Where an entry holds an image, skip the image but reproduce the rest word for word.

[Opening Data records section]

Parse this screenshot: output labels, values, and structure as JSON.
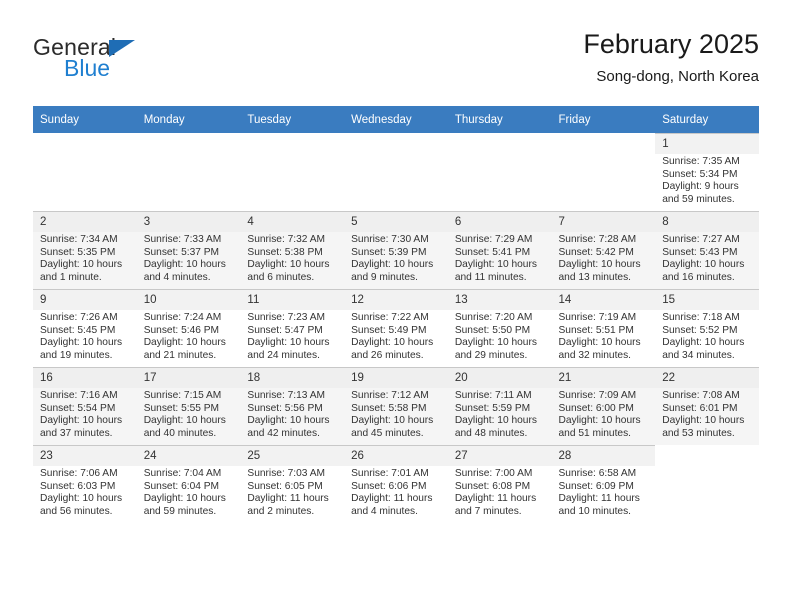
{
  "brand": {
    "name_part1": "General",
    "name_part2": "Blue",
    "triangle_color": "#1f6db5",
    "blue_color": "#1f7fd0"
  },
  "header": {
    "title": "February 2025",
    "subtitle": "Song-dong, North Korea"
  },
  "colors": {
    "header_row_bg": "#3a7cc0",
    "header_row_text": "#ffffff",
    "shaded_row_bg": "#f5f5f5",
    "daynum_bg": "#f2f2f2",
    "cell_border": "#c8c8c8",
    "body_text": "#333333"
  },
  "weekdays": [
    "Sunday",
    "Monday",
    "Tuesday",
    "Wednesday",
    "Thursday",
    "Friday",
    "Saturday"
  ],
  "weeks": [
    {
      "shaded": false,
      "days": [
        {
          "day": "",
          "empty": true
        },
        {
          "day": "",
          "empty": true
        },
        {
          "day": "",
          "empty": true
        },
        {
          "day": "",
          "empty": true
        },
        {
          "day": "",
          "empty": true
        },
        {
          "day": "",
          "empty": true
        },
        {
          "day": "1",
          "sunrise": "Sunrise: 7:35 AM",
          "sunset": "Sunset: 5:34 PM",
          "daylight1": "Daylight: 9 hours",
          "daylight2": "and 59 minutes."
        }
      ]
    },
    {
      "shaded": true,
      "days": [
        {
          "day": "2",
          "sunrise": "Sunrise: 7:34 AM",
          "sunset": "Sunset: 5:35 PM",
          "daylight1": "Daylight: 10 hours",
          "daylight2": "and 1 minute."
        },
        {
          "day": "3",
          "sunrise": "Sunrise: 7:33 AM",
          "sunset": "Sunset: 5:37 PM",
          "daylight1": "Daylight: 10 hours",
          "daylight2": "and 4 minutes."
        },
        {
          "day": "4",
          "sunrise": "Sunrise: 7:32 AM",
          "sunset": "Sunset: 5:38 PM",
          "daylight1": "Daylight: 10 hours",
          "daylight2": "and 6 minutes."
        },
        {
          "day": "5",
          "sunrise": "Sunrise: 7:30 AM",
          "sunset": "Sunset: 5:39 PM",
          "daylight1": "Daylight: 10 hours",
          "daylight2": "and 9 minutes."
        },
        {
          "day": "6",
          "sunrise": "Sunrise: 7:29 AM",
          "sunset": "Sunset: 5:41 PM",
          "daylight1": "Daylight: 10 hours",
          "daylight2": "and 11 minutes."
        },
        {
          "day": "7",
          "sunrise": "Sunrise: 7:28 AM",
          "sunset": "Sunset: 5:42 PM",
          "daylight1": "Daylight: 10 hours",
          "daylight2": "and 13 minutes."
        },
        {
          "day": "8",
          "sunrise": "Sunrise: 7:27 AM",
          "sunset": "Sunset: 5:43 PM",
          "daylight1": "Daylight: 10 hours",
          "daylight2": "and 16 minutes."
        }
      ]
    },
    {
      "shaded": false,
      "days": [
        {
          "day": "9",
          "sunrise": "Sunrise: 7:26 AM",
          "sunset": "Sunset: 5:45 PM",
          "daylight1": "Daylight: 10 hours",
          "daylight2": "and 19 minutes."
        },
        {
          "day": "10",
          "sunrise": "Sunrise: 7:24 AM",
          "sunset": "Sunset: 5:46 PM",
          "daylight1": "Daylight: 10 hours",
          "daylight2": "and 21 minutes."
        },
        {
          "day": "11",
          "sunrise": "Sunrise: 7:23 AM",
          "sunset": "Sunset: 5:47 PM",
          "daylight1": "Daylight: 10 hours",
          "daylight2": "and 24 minutes."
        },
        {
          "day": "12",
          "sunrise": "Sunrise: 7:22 AM",
          "sunset": "Sunset: 5:49 PM",
          "daylight1": "Daylight: 10 hours",
          "daylight2": "and 26 minutes."
        },
        {
          "day": "13",
          "sunrise": "Sunrise: 7:20 AM",
          "sunset": "Sunset: 5:50 PM",
          "daylight1": "Daylight: 10 hours",
          "daylight2": "and 29 minutes."
        },
        {
          "day": "14",
          "sunrise": "Sunrise: 7:19 AM",
          "sunset": "Sunset: 5:51 PM",
          "daylight1": "Daylight: 10 hours",
          "daylight2": "and 32 minutes."
        },
        {
          "day": "15",
          "sunrise": "Sunrise: 7:18 AM",
          "sunset": "Sunset: 5:52 PM",
          "daylight1": "Daylight: 10 hours",
          "daylight2": "and 34 minutes."
        }
      ]
    },
    {
      "shaded": true,
      "days": [
        {
          "day": "16",
          "sunrise": "Sunrise: 7:16 AM",
          "sunset": "Sunset: 5:54 PM",
          "daylight1": "Daylight: 10 hours",
          "daylight2": "and 37 minutes."
        },
        {
          "day": "17",
          "sunrise": "Sunrise: 7:15 AM",
          "sunset": "Sunset: 5:55 PM",
          "daylight1": "Daylight: 10 hours",
          "daylight2": "and 40 minutes."
        },
        {
          "day": "18",
          "sunrise": "Sunrise: 7:13 AM",
          "sunset": "Sunset: 5:56 PM",
          "daylight1": "Daylight: 10 hours",
          "daylight2": "and 42 minutes."
        },
        {
          "day": "19",
          "sunrise": "Sunrise: 7:12 AM",
          "sunset": "Sunset: 5:58 PM",
          "daylight1": "Daylight: 10 hours",
          "daylight2": "and 45 minutes."
        },
        {
          "day": "20",
          "sunrise": "Sunrise: 7:11 AM",
          "sunset": "Sunset: 5:59 PM",
          "daylight1": "Daylight: 10 hours",
          "daylight2": "and 48 minutes."
        },
        {
          "day": "21",
          "sunrise": "Sunrise: 7:09 AM",
          "sunset": "Sunset: 6:00 PM",
          "daylight1": "Daylight: 10 hours",
          "daylight2": "and 51 minutes."
        },
        {
          "day": "22",
          "sunrise": "Sunrise: 7:08 AM",
          "sunset": "Sunset: 6:01 PM",
          "daylight1": "Daylight: 10 hours",
          "daylight2": "and 53 minutes."
        }
      ]
    },
    {
      "shaded": false,
      "days": [
        {
          "day": "23",
          "sunrise": "Sunrise: 7:06 AM",
          "sunset": "Sunset: 6:03 PM",
          "daylight1": "Daylight: 10 hours",
          "daylight2": "and 56 minutes."
        },
        {
          "day": "24",
          "sunrise": "Sunrise: 7:04 AM",
          "sunset": "Sunset: 6:04 PM",
          "daylight1": "Daylight: 10 hours",
          "daylight2": "and 59 minutes."
        },
        {
          "day": "25",
          "sunrise": "Sunrise: 7:03 AM",
          "sunset": "Sunset: 6:05 PM",
          "daylight1": "Daylight: 11 hours",
          "daylight2": "and 2 minutes."
        },
        {
          "day": "26",
          "sunrise": "Sunrise: 7:01 AM",
          "sunset": "Sunset: 6:06 PM",
          "daylight1": "Daylight: 11 hours",
          "daylight2": "and 4 minutes."
        },
        {
          "day": "27",
          "sunrise": "Sunrise: 7:00 AM",
          "sunset": "Sunset: 6:08 PM",
          "daylight1": "Daylight: 11 hours",
          "daylight2": "and 7 minutes."
        },
        {
          "day": "28",
          "sunrise": "Sunrise: 6:58 AM",
          "sunset": "Sunset: 6:09 PM",
          "daylight1": "Daylight: 11 hours",
          "daylight2": "and 10 minutes."
        },
        {
          "day": "",
          "empty": true
        }
      ]
    }
  ]
}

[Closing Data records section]

# Written solution
Parse this screenshot: output labels, values, and structure as JSON.
{
  "brand": {
    "name_part1": "General",
    "name_part2": "Blue",
    "triangle_color": "#1f6db5",
    "blue_color": "#1f7fd0"
  },
  "header": {
    "title": "February 2025",
    "subtitle": "Song-dong, North Korea"
  },
  "colors": {
    "header_row_bg": "#3a7cc0",
    "header_row_text": "#ffffff",
    "shaded_row_bg": "#f5f5f5",
    "daynum_bg": "#f2f2f2",
    "cell_border": "#c8c8c8",
    "body_text": "#333333"
  },
  "weekdays": [
    "Sunday",
    "Monday",
    "Tuesday",
    "Wednesday",
    "Thursday",
    "Friday",
    "Saturday"
  ],
  "weeks": [
    {
      "shaded": false,
      "days": [
        {
          "day": "",
          "empty": true
        },
        {
          "day": "",
          "empty": true
        },
        {
          "day": "",
          "empty": true
        },
        {
          "day": "",
          "empty": true
        },
        {
          "day": "",
          "empty": true
        },
        {
          "day": "",
          "empty": true
        },
        {
          "day": "1",
          "sunrise": "Sunrise: 7:35 AM",
          "sunset": "Sunset: 5:34 PM",
          "daylight1": "Daylight: 9 hours",
          "daylight2": "and 59 minutes."
        }
      ]
    },
    {
      "shaded": true,
      "days": [
        {
          "day": "2",
          "sunrise": "Sunrise: 7:34 AM",
          "sunset": "Sunset: 5:35 PM",
          "daylight1": "Daylight: 10 hours",
          "daylight2": "and 1 minute."
        },
        {
          "day": "3",
          "sunrise": "Sunrise: 7:33 AM",
          "sunset": "Sunset: 5:37 PM",
          "daylight1": "Daylight: 10 hours",
          "daylight2": "and 4 minutes."
        },
        {
          "day": "4",
          "sunrise": "Sunrise: 7:32 AM",
          "sunset": "Sunset: 5:38 PM",
          "daylight1": "Daylight: 10 hours",
          "daylight2": "and 6 minutes."
        },
        {
          "day": "5",
          "sunrise": "Sunrise: 7:30 AM",
          "sunset": "Sunset: 5:39 PM",
          "daylight1": "Daylight: 10 hours",
          "daylight2": "and 9 minutes."
        },
        {
          "day": "6",
          "sunrise": "Sunrise: 7:29 AM",
          "sunset": "Sunset: 5:41 PM",
          "daylight1": "Daylight: 10 hours",
          "daylight2": "and 11 minutes."
        },
        {
          "day": "7",
          "sunrise": "Sunrise: 7:28 AM",
          "sunset": "Sunset: 5:42 PM",
          "daylight1": "Daylight: 10 hours",
          "daylight2": "and 13 minutes."
        },
        {
          "day": "8",
          "sunrise": "Sunrise: 7:27 AM",
          "sunset": "Sunset: 5:43 PM",
          "daylight1": "Daylight: 10 hours",
          "daylight2": "and 16 minutes."
        }
      ]
    },
    {
      "shaded": false,
      "days": [
        {
          "day": "9",
          "sunrise": "Sunrise: 7:26 AM",
          "sunset": "Sunset: 5:45 PM",
          "daylight1": "Daylight: 10 hours",
          "daylight2": "and 19 minutes."
        },
        {
          "day": "10",
          "sunrise": "Sunrise: 7:24 AM",
          "sunset": "Sunset: 5:46 PM",
          "daylight1": "Daylight: 10 hours",
          "daylight2": "and 21 minutes."
        },
        {
          "day": "11",
          "sunrise": "Sunrise: 7:23 AM",
          "sunset": "Sunset: 5:47 PM",
          "daylight1": "Daylight: 10 hours",
          "daylight2": "and 24 minutes."
        },
        {
          "day": "12",
          "sunrise": "Sunrise: 7:22 AM",
          "sunset": "Sunset: 5:49 PM",
          "daylight1": "Daylight: 10 hours",
          "daylight2": "and 26 minutes."
        },
        {
          "day": "13",
          "sunrise": "Sunrise: 7:20 AM",
          "sunset": "Sunset: 5:50 PM",
          "daylight1": "Daylight: 10 hours",
          "daylight2": "and 29 minutes."
        },
        {
          "day": "14",
          "sunrise": "Sunrise: 7:19 AM",
          "sunset": "Sunset: 5:51 PM",
          "daylight1": "Daylight: 10 hours",
          "daylight2": "and 32 minutes."
        },
        {
          "day": "15",
          "sunrise": "Sunrise: 7:18 AM",
          "sunset": "Sunset: 5:52 PM",
          "daylight1": "Daylight: 10 hours",
          "daylight2": "and 34 minutes."
        }
      ]
    },
    {
      "shaded": true,
      "days": [
        {
          "day": "16",
          "sunrise": "Sunrise: 7:16 AM",
          "sunset": "Sunset: 5:54 PM",
          "daylight1": "Daylight: 10 hours",
          "daylight2": "and 37 minutes."
        },
        {
          "day": "17",
          "sunrise": "Sunrise: 7:15 AM",
          "sunset": "Sunset: 5:55 PM",
          "daylight1": "Daylight: 10 hours",
          "daylight2": "and 40 minutes."
        },
        {
          "day": "18",
          "sunrise": "Sunrise: 7:13 AM",
          "sunset": "Sunset: 5:56 PM",
          "daylight1": "Daylight: 10 hours",
          "daylight2": "and 42 minutes."
        },
        {
          "day": "19",
          "sunrise": "Sunrise: 7:12 AM",
          "sunset": "Sunset: 5:58 PM",
          "daylight1": "Daylight: 10 hours",
          "daylight2": "and 45 minutes."
        },
        {
          "day": "20",
          "sunrise": "Sunrise: 7:11 AM",
          "sunset": "Sunset: 5:59 PM",
          "daylight1": "Daylight: 10 hours",
          "daylight2": "and 48 minutes."
        },
        {
          "day": "21",
          "sunrise": "Sunrise: 7:09 AM",
          "sunset": "Sunset: 6:00 PM",
          "daylight1": "Daylight: 10 hours",
          "daylight2": "and 51 minutes."
        },
        {
          "day": "22",
          "sunrise": "Sunrise: 7:08 AM",
          "sunset": "Sunset: 6:01 PM",
          "daylight1": "Daylight: 10 hours",
          "daylight2": "and 53 minutes."
        }
      ]
    },
    {
      "shaded": false,
      "days": [
        {
          "day": "23",
          "sunrise": "Sunrise: 7:06 AM",
          "sunset": "Sunset: 6:03 PM",
          "daylight1": "Daylight: 10 hours",
          "daylight2": "and 56 minutes."
        },
        {
          "day": "24",
          "sunrise": "Sunrise: 7:04 AM",
          "sunset": "Sunset: 6:04 PM",
          "daylight1": "Daylight: 10 hours",
          "daylight2": "and 59 minutes."
        },
        {
          "day": "25",
          "sunrise": "Sunrise: 7:03 AM",
          "sunset": "Sunset: 6:05 PM",
          "daylight1": "Daylight: 11 hours",
          "daylight2": "and 2 minutes."
        },
        {
          "day": "26",
          "sunrise": "Sunrise: 7:01 AM",
          "sunset": "Sunset: 6:06 PM",
          "daylight1": "Daylight: 11 hours",
          "daylight2": "and 4 minutes."
        },
        {
          "day": "27",
          "sunrise": "Sunrise: 7:00 AM",
          "sunset": "Sunset: 6:08 PM",
          "daylight1": "Daylight: 11 hours",
          "daylight2": "and 7 minutes."
        },
        {
          "day": "28",
          "sunrise": "Sunrise: 6:58 AM",
          "sunset": "Sunset: 6:09 PM",
          "daylight1": "Daylight: 11 hours",
          "daylight2": "and 10 minutes."
        },
        {
          "day": "",
          "empty": true
        }
      ]
    }
  ]
}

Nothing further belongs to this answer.